Credits: REUTERS/Chris Wattie
OTTAWA - The government cracked down on bogus refugees Friday by designating 27 countries as unlikely places for legitimate claimants.
Asylum seekers from 25 European Union countries, the US and Croatia will see their cases fast-tracked.
Immigration Minister Jason Kenney says other countries that do not normally produce refugees will be added to the designated "safe" country of origins list later.
The new rules follow last month's announcement to strengthen the Protecting Canada's Immigration System Act which comes into force Saturday.
Individuals from the designated countries, including Spain, Ireland and Sweden, will receive an oral hearing on the merit of their claims.
Failed claimants can appeal to the Federal Court, but not the new appeal division at the Immigration Refugee Board, and could be deported while their court case is pending.
Kenney says this will ensure people in need of protection get it quickly, while those with unfounded claims are removed from Canada faster.
"Failed claimants are able to spend years in Canada at great expense to our taxpayers, receiving free health care, welfare, education and other social benefits," said Kenney.

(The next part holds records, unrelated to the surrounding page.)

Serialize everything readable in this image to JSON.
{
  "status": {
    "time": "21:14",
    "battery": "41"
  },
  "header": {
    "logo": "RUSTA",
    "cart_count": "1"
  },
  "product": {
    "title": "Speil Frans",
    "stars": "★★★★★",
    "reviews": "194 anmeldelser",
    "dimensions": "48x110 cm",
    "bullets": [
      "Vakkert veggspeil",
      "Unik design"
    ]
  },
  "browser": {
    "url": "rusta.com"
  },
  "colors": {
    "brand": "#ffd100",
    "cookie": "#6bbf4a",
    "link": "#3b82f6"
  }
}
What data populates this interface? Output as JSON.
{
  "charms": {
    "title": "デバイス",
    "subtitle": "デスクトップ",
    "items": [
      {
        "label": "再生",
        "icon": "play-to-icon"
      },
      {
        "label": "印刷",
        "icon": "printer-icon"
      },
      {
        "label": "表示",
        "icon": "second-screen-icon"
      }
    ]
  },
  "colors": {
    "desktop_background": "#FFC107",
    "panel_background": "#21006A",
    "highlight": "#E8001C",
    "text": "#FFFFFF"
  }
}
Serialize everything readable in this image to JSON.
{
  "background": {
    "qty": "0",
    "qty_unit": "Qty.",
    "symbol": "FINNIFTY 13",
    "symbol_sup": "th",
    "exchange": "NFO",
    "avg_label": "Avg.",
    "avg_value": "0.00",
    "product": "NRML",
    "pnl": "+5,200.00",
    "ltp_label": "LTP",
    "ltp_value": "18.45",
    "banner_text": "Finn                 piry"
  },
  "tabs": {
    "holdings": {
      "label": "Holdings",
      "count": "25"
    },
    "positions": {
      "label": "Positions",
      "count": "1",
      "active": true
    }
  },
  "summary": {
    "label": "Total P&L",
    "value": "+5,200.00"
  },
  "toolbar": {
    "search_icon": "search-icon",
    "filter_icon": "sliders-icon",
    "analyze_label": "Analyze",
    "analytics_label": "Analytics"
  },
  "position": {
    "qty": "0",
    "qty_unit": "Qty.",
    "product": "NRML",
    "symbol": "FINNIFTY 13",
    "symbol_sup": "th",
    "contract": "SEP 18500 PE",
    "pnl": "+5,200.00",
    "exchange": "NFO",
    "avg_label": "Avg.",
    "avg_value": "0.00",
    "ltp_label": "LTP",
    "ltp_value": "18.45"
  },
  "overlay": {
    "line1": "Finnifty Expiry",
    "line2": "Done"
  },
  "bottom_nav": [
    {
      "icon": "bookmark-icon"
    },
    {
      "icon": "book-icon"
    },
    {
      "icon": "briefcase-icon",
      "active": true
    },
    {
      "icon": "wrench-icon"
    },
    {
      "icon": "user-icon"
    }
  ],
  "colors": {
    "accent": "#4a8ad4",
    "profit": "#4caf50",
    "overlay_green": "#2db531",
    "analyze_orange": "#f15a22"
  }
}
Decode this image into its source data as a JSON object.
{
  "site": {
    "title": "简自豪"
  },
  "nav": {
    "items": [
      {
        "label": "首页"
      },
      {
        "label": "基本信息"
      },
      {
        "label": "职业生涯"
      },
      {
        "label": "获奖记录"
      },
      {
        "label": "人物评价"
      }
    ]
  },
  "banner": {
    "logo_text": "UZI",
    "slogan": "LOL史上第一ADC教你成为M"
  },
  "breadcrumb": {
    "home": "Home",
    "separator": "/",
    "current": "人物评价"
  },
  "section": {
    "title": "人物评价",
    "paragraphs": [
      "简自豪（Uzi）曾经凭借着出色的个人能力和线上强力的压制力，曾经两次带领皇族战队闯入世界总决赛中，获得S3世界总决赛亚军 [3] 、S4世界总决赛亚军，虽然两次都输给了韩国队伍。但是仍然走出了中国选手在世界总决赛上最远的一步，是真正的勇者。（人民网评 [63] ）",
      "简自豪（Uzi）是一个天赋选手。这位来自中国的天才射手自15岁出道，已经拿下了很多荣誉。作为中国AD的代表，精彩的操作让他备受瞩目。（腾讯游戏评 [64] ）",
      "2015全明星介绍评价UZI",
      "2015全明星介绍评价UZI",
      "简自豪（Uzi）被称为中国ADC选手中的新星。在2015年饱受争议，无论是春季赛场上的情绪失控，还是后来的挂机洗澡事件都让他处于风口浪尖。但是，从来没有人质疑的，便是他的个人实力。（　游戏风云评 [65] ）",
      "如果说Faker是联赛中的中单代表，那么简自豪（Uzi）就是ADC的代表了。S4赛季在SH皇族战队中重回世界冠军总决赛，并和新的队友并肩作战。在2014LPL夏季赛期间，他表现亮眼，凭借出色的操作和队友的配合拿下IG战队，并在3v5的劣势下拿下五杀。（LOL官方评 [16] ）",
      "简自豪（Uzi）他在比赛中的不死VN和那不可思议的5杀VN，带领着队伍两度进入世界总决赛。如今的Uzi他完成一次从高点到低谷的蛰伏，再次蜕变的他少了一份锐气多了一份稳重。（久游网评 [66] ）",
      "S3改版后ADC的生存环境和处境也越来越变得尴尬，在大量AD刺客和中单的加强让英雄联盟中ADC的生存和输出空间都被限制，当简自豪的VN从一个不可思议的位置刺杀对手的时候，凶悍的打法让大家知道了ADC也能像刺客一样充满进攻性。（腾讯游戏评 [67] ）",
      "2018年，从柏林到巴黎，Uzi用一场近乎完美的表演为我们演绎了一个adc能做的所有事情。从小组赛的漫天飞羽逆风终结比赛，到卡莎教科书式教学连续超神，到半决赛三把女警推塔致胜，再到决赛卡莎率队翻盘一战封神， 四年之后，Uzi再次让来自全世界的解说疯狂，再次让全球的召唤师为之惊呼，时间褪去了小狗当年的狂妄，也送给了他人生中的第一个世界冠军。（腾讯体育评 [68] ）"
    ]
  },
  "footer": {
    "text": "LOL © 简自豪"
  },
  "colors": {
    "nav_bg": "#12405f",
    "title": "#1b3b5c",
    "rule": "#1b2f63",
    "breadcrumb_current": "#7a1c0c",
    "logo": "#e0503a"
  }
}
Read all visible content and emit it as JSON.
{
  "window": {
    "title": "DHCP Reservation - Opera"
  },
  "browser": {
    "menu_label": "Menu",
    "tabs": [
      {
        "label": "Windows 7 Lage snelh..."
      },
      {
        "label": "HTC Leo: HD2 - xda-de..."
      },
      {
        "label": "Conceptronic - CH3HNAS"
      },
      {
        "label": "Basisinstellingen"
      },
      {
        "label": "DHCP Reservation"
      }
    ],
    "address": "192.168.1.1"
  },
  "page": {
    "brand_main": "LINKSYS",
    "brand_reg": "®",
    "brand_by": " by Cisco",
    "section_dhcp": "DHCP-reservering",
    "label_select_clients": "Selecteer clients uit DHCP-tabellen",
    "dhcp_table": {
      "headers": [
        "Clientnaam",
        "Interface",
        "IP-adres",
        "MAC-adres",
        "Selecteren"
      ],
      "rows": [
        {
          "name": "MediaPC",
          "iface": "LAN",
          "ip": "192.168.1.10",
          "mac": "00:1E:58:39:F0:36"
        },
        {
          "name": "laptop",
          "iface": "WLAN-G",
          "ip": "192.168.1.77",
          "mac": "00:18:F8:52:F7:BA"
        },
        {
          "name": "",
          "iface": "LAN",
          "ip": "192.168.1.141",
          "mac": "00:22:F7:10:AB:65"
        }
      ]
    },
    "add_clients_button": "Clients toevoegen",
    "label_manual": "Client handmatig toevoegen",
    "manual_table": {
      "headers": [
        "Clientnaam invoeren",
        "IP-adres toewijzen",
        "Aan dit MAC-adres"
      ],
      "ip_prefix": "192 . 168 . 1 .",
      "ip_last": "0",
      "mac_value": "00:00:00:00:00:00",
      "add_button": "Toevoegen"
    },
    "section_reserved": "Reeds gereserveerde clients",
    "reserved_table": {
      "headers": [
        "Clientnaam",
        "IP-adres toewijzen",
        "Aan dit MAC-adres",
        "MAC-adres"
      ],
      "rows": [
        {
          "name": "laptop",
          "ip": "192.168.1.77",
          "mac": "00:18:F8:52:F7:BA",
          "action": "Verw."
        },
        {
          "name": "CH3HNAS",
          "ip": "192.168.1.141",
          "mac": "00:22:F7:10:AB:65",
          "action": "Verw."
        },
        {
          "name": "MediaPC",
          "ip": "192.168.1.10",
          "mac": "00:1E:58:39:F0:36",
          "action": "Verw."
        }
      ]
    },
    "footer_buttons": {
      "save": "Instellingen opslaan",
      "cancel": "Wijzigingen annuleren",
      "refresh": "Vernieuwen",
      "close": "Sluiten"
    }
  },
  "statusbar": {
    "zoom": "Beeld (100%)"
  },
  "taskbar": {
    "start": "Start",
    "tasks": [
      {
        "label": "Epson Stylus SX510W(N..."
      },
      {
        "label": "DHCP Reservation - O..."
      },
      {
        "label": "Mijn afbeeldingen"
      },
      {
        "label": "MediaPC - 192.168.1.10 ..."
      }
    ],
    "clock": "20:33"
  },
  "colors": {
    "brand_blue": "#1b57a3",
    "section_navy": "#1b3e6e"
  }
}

He said the vast majority of claims are from individuals taking advantage of Canada's social welfare system and, in the process, are causing delays of up to two years for bona fide refugees to be processed.
Of all EU claims referred to the IRB, 91% were rejected last year. Hungary was the source for the majority of refugee claims in 2011.
The designations were denounced by refugee and settlement groups.